Holto
12-03-2006, 12:19 PM
Yeah - definately don't like the taste when i accidentally preheat my oil to the smoking point.

So conclusion that I'm drawing is that as long as we stay below the smoke point, the healthy fatty acids will still be in place, right?

Correct.

Focused70
12-03-2006, 01:48 PM
Correct.

You quoted a smoke point of 315 for olive oil, which is as has been pointed out, not true.

Most people who cook with OO stay well below 410 F. I don't think the OP has much to worry about as per this link (http://www.oliveoilsource.com/cooking_olive_oil.htm).

Feel free to continue.

Holto
12-03-2006, 01:57 PM
You quoted a smoke point of 315 for olive oil, which is as has been pointed out, not true.

Most people who cook with OO stay well below 410 F. I don't think the OP has much to worry about.

I quote what I read.

Do you have a link?

Focused70
12-03-2006, 02:01 PM
See above.

Focused70
12-03-2006, 02:06 PM
Once more with feeling:



t stems from what you just explained. Virgin olive oils have low melting points, so you don't want to really fry with them because they basically burn right off of the pan.

But...it's not true.

You can use pure olive oil (aka "olive oil), virgin or extra-virgin olive oil for high heat cooking methods. The only difference will be a loss of flavor.

I think you guys need to read this (http://www.oliveoilsource.com/olive_oil_smoke_point.htm) and this (http://www.oliveoilsource.com/cooking_olive_oil.htm).

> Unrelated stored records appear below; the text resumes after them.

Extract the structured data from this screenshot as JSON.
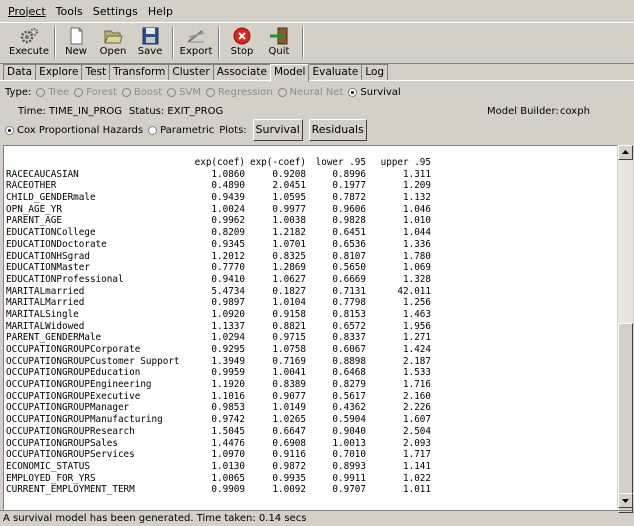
{
  "menu": [
    "Project",
    "Tools",
    "Settings",
    "Help"
  ],
  "toolbar": {
    "execute": "Execute",
    "new": "New",
    "open": "Open",
    "save": "Save",
    "export": "Export",
    "stop": "Stop",
    "quit": "Quit"
  },
  "tabs": [
    "Data",
    "Explore",
    "Test",
    "Transform",
    "Cluster",
    "Associate",
    "Model",
    "Evaluate",
    "Log"
  ],
  "type_row": {
    "label": "Type:",
    "options": [
      "Tree",
      "Forest",
      "Boost",
      "SVM",
      "Regression",
      "Neural Net",
      "Survival"
    ],
    "selected": "Survival"
  },
  "info": {
    "time": "Time: TIME_IN_PROG",
    "status": "Status: EXIT_PROG",
    "builder_label": "Model Builder:",
    "builder_value": "coxph"
  },
  "method": {
    "cox": "Cox Proportional Hazards",
    "parametric": "Parametric",
    "plots": "Plots:",
    "survival_btn": "Survival",
    "residuals_btn": "Residuals"
  },
  "output": {
    "headers": [
      "exp(coef)",
      "exp(-coef)",
      "lower .95",
      "upper .95"
    ],
    "rows": [
      [
        "RACECAUCASIAN",
        "1.0860",
        "0.9208",
        "0.8996",
        "1.311"
      ],
      [
        "RACEOTHER",
        "0.4890",
        "2.0451",
        "0.1977",
        "1.209"
      ],
      [
        "CHILD_GENDERmale",
        "0.9439",
        "1.0595",
        "0.7872",
        "1.132"
      ],
      [
        "OPN_AGE_YR",
        "1.0024",
        "0.9977",
        "0.9606",
        "1.046"
      ],
      [
        "PARENT_AGE",
        "0.9962",
        "1.0038",
        "0.9828",
        "1.010"
      ],
      [
        "EDUCATIONCollege",
        "0.8209",
        "1.2182",
        "0.6451",
        "1.044"
      ],
      [
        "EDUCATIONDoctorate",
        "0.9345",
        "1.0701",
        "0.6536",
        "1.336"
      ],
      [
        "EDUCATIONHSgrad",
        "1.2012",
        "0.8325",
        "0.8107",
        "1.780"
      ],
      [
        "EDUCATIONMaster",
        "0.7770",
        "1.2869",
        "0.5650",
        "1.069"
      ],
      [
        "EDUCATIONProfessional",
        "0.9410",
        "1.0627",
        "0.6669",
        "1.328"
      ],
      [
        "MARITALmarried",
        "5.4734",
        "0.1827",
        "0.7131",
        "42.011"
      ],
      [
        "MARITALMarried",
        "0.9897",
        "1.0104",
        "0.7798",
        "1.256"
      ],
      [
        "MARITALSingle",
        "1.0920",
        "0.9158",
        "0.8153",
        "1.463"
      ],
      [
        "MARITALWidowed",
        "1.1337",
        "0.8821",
        "0.6572",
        "1.956"
      ],
      [
        "PARENT_GENDERMale",
        "1.0294",
        "0.9715",
        "0.8337",
        "1.271"
      ],
      [
        "OCCUPATIONGROUPCorporate",
        "0.9295",
        "1.0758",
        "0.6067",
        "1.424"
      ],
      [
        "OCCUPATIONGROUPCustomer Support",
        "1.3949",
        "0.7169",
        "0.8898",
        "2.187"
      ],
      [
        "OCCUPATIONGROUPEducation",
        "0.9959",
        "1.0041",
        "0.6468",
        "1.533"
      ],
      [
        "OCCUPATIONGROUPEngineering",
        "1.1920",
        "0.8389",
        "0.8279",
        "1.716"
      ],
      [
        "OCCUPATIONGROUPExecutive",
        "1.1016",
        "0.9077",
        "0.5617",
        "2.160"
      ],
      [
        "OCCUPATIONGROUPManager",
        "0.9853",
        "1.0149",
        "0.4362",
        "2.226"
      ],
      [
        "OCCUPATIONGROUPManufacturing",
        "0.9742",
        "1.0265",
        "0.5904",
        "1.607"
      ],
      [
        "OCCUPATIONGROUPResearch",
        "1.5045",
        "0.6647",
        "0.9040",
        "2.504"
      ],
      [
        "OCCUPATIONGROUPSales",
        "1.4476",
        "0.6908",
        "1.0013",
        "2.093"
      ],
      [
        "OCCUPATIONGROUPServices",
        "1.0970",
        "0.9116",
        "0.7010",
        "1.717"
      ],
      [
        "ECONOMIC_STATUS",
        "1.0130",
        "0.9872",
        "0.8993",
        "1.141"
      ],
      [
        "EMPLOYED_FOR_YRS",
        "1.0065",
        "0.9935",
        "0.9911",
        "1.022"
      ],
      [
        "CURRENT_EMPLOYMENT_TERM",
        "0.9909",
        "1.0092",
        "0.9707",
        "1.011"
      ]
    ]
  },
  "status": "A survival model has been generated. Time taken: 0.14 secs",
  "icons": {
    "execute": "gears-icon",
    "new": "new-document-icon",
    "open": "folder-open-icon",
    "save": "floppy-disk-icon",
    "export": "export-icon",
    "stop": "stop-icon",
    "quit": "exit-door-icon"
  },
  "colors": {
    "background": "#d4d0c8",
    "stop_red": "#d9261c",
    "output_bg": "#ffffff"
  }
}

Max Thunder
12-03-2006, 02:13 PM
Lard and other naturally hard fats > macadamia oil > olive oil > other vegetable oils > margarine crap.

Olive oil and above are perfectly fine for cooking, but my preference goes for lard or bacon fat for steak, and duck fat for chicken.

Focused70
12-03-2006, 02:24 PM
Don't forget schmaltz.

Without schmaltz, there would be no matzoh balls or chopped liver.

Biggs
12-03-2006, 02:52 PM
Saturated fats are less susceptible to heat damage. Olive oil contains mostly monounsaturated fats, so therefore not the best choice for cooking. Any animal fat (butter, lard, ect.) or coconut oil is best for cooking.

Holto
12-03-2006, 04:01 PM
Once more with feeling:

Do you have anything scientific or from a source that is not commissioned with promoting the sale of olive oil?

dtshen
12-03-2006, 04:29 PM
can anyone guess as to how hot im cooking with if i turn the stove on 3/4 of the way? as in 3/4 of the knob goes to full.

also, how healthy is sesame oil

Focused70
12-03-2006, 04:53 PM
Do you have anything scientific or from a source that is not commissioned with promoting the sale of olive oil?
Click (http://www.cookingforengineers.com/article.php?id=50&title=Smoke+Points+of+Various+Fats). Or here (http://food.oregonstate.edu/faq/fat/fat10.html).

Or here (http://www.cookingforengineers.com/article.php?id=40&title=Saturated+Fats%2C+Cholesterol%2C+and+Heart+Disease), which goes into extreme detail about the process of partial hydrogenation. Or here (http://healthgate.partners.org/browsing/LearningCenter.asp?fileName=13977.xml&title=Demystifying%20Oil).

I don't know where you're getting your information but 315 F is not it.

Holto
12-03-2006, 05:55 PM
I don't know where you're getting your information but 315 F is not it.

Cool thanks.

I get alot of my info from Alive and Vitality magazine and anything that Sam Graci writes.

In your first link it shows the smoking point of EVO @ 320. So I'm off by 5 degrees.

I don't know if I've ever seen olive oil that wasn't EVO in a grocery store. Have to look for it next time.

Honestly though, thanks, your info has officially ressurrected a killer wing recipe of mine.

Focused70
12-03-2006, 06:00 PM
My point is that smoke point varies according to how much impurities are present in the oil. This is why you'll see lots of variables from as low as 280 F to as high as 420 F for extra-virgin olive oil (EVOO). When you buy EVOO, VOO or OO in the supermarket, they all say EVOO, VOO or OO but they don't tell you to what degree the oil has been refined.

350 to roughly 410 F is the "safe zone" with respect to EVOO, higher for more refined OO. Obviously the higher the smoke point, the less flavorful the oil will be. Then again, you may not necessarily be concerned with that aesthetic.

It shows EVOO as 320 F but further down the chart you'll see "High quality (low acidity) EVOO" as having a smoke point of 405 F. Not all extra-virgin olive oils are created equal.